* **TASK BRIEF**
All records need to be reproduced exactly. Keep every word as it is.

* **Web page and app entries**

Start of Block

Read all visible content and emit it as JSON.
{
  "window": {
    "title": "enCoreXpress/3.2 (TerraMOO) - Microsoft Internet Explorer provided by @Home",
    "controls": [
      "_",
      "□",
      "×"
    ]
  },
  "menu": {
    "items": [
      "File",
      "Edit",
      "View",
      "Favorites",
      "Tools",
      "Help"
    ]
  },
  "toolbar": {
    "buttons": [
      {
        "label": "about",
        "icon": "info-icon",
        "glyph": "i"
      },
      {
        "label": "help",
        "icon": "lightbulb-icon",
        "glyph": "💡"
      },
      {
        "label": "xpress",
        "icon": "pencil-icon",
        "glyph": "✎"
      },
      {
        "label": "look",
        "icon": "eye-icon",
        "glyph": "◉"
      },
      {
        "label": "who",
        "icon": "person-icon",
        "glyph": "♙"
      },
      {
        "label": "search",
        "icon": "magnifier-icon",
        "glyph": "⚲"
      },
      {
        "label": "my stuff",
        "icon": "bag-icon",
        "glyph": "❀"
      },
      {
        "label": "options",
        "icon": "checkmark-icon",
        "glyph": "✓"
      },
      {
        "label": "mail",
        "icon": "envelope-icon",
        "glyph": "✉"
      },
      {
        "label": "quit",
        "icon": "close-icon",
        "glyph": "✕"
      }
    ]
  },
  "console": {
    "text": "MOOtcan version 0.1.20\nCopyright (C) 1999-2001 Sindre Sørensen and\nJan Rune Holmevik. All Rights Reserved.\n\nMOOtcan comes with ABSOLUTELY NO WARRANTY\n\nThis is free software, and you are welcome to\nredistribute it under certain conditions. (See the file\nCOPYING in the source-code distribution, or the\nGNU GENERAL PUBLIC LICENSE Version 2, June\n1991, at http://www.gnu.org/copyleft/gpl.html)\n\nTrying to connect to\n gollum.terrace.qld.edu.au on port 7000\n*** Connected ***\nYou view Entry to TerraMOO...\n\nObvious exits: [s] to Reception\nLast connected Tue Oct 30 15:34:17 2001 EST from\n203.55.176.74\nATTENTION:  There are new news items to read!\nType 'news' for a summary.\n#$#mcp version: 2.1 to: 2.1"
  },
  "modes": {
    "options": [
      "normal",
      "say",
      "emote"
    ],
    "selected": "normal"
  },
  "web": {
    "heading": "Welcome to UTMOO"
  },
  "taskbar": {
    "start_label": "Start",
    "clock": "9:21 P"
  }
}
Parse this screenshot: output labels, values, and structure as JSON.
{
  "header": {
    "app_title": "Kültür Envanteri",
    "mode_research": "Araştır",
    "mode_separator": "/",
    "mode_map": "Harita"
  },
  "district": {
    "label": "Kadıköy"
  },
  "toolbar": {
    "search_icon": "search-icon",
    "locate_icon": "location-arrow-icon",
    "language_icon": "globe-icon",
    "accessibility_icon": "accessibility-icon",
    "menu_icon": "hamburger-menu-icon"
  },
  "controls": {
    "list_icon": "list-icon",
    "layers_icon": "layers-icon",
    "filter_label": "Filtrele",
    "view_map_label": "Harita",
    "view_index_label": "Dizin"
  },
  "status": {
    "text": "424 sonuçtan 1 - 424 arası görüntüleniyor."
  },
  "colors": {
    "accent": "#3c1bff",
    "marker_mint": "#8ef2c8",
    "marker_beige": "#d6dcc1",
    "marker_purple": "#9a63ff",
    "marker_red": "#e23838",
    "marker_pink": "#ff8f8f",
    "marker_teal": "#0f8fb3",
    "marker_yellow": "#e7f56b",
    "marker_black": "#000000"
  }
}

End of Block

* **OUTPUT BELOW**
Read all visible content and emit it as JSON.
{
  "window": {
    "title": "enCoreXpress/3.2 (TerraMOO) - Microsoft Internet Explorer provided by @Home",
    "controls": [
      "_",
      "□",
      "×"
    ]
  },
  "menu": {
    "items": [
      "File",
      "Edit",
      "View",
      "Favorites",
      "Tools",
      "Help"
    ]
  },
  "toolbar": {
    "buttons": [
      {
        "label": "about",
        "icon": "info-icon",
        "glyph": "i"
      },
      {
        "label": "help",
        "icon": "lightbulb-icon",
        "glyph": "💡"
      },
      {
        "label": "xpress",
        "icon": "pencil-icon",
        "glyph": "✎"
      },
      {
        "label": "look",
        "icon": "eye-icon",
        "glyph": "◉"
      },
      {
        "label": "who",
        "icon": "person-icon",
        "glyph": "♙"
      },
      {
        "label": "search",
        "icon": "magnifier-icon",
        "glyph": "⚲"
      },
      {
        "label": "my stuff",
        "icon": "bag-icon",
        "glyph": "❀"
      },
      {
        "label": "options",
        "icon": "checkmark-icon",
        "glyph": "✓"
      },
      {
        "label": "mail",
        "icon": "envelope-icon",
        "glyph": "✉"
      },
      {
        "label": "quit",
        "icon": "close-icon",
        "glyph": "✕"
      }
    ]
  },
  "console": {
    "text": "MOOtcan version 0.1.20\nCopyright (C) 1999-2001 Sindre Sørensen and\nJan Rune Holmevik. All Rights Reserved.\n\nMOOtcan comes with ABSOLUTELY NO WARRANTY\n\nThis is free software, and you are welcome to\nredistribute it under certain conditions. (See the file\nCOPYING in the source-code distribution, or the\nGNU GENERAL PUBLIC LICENSE Version 2, June\n1991, at http://www.gnu.org/copyleft/gpl.html)\n\nTrying to connect to\n gollum.terrace.qld.edu.au on port 7000\n*** Connected ***\nYou view Entry to TerraMOO...\n\nObvious exits: [s] to Reception\nLast connected Tue Oct 30 15:34:17 2001 EST from\n203.55.176.74\nATTENTION:  There are new news items to read!\nType 'news' for a summary.\n#$#mcp version: 2.1 to: 2.1"
  },
  "modes": {
    "options": [
      "normal",
      "say",
      "emote"
    ],
    "selected": "normal"
  },
  "web": {
    "heading": "Welcome to UTMOO"
  },
  "taskbar": {
    "start_label": "Start",
    "clock": "9:21 P"
  }
}
Parse this screenshot: output labels, values, and structure as JSON.
{
  "header": {
    "app_title": "Kültür Envanteri",
    "mode_research": "Araştır",
    "mode_separator": "/",
    "mode_map": "Harita"
  },
  "district": {
    "label": "Kadıköy"
  },
  "toolbar": {
    "search_icon": "search-icon",
    "locate_icon": "location-arrow-icon",
    "language_icon": "globe-icon",
    "accessibility_icon": "accessibility-icon",
    "menu_icon": "hamburger-menu-icon"
  },
  "controls": {
    "list_icon": "list-icon",
    "layers_icon": "layers-icon",
    "filter_label": "Filtrele",
    "view_map_label": "Harita",
    "view_index_label": "Dizin"
  },
  "status": {
    "text": "424 sonuçtan 1 - 424 arası görüntüleniyor."
  },
  "colors": {
    "accent": "#3c1bff",
    "marker_mint": "#8ef2c8",
    "marker_beige": "#d6dcc1",
    "marker_purple": "#9a63ff",
    "marker_red": "#e23838",
    "marker_pink": "#ff8f8f",
    "marker_teal": "#0f8fb3",
    "marker_yellow": "#e7f56b",
    "marker_black": "#000000"
  }
}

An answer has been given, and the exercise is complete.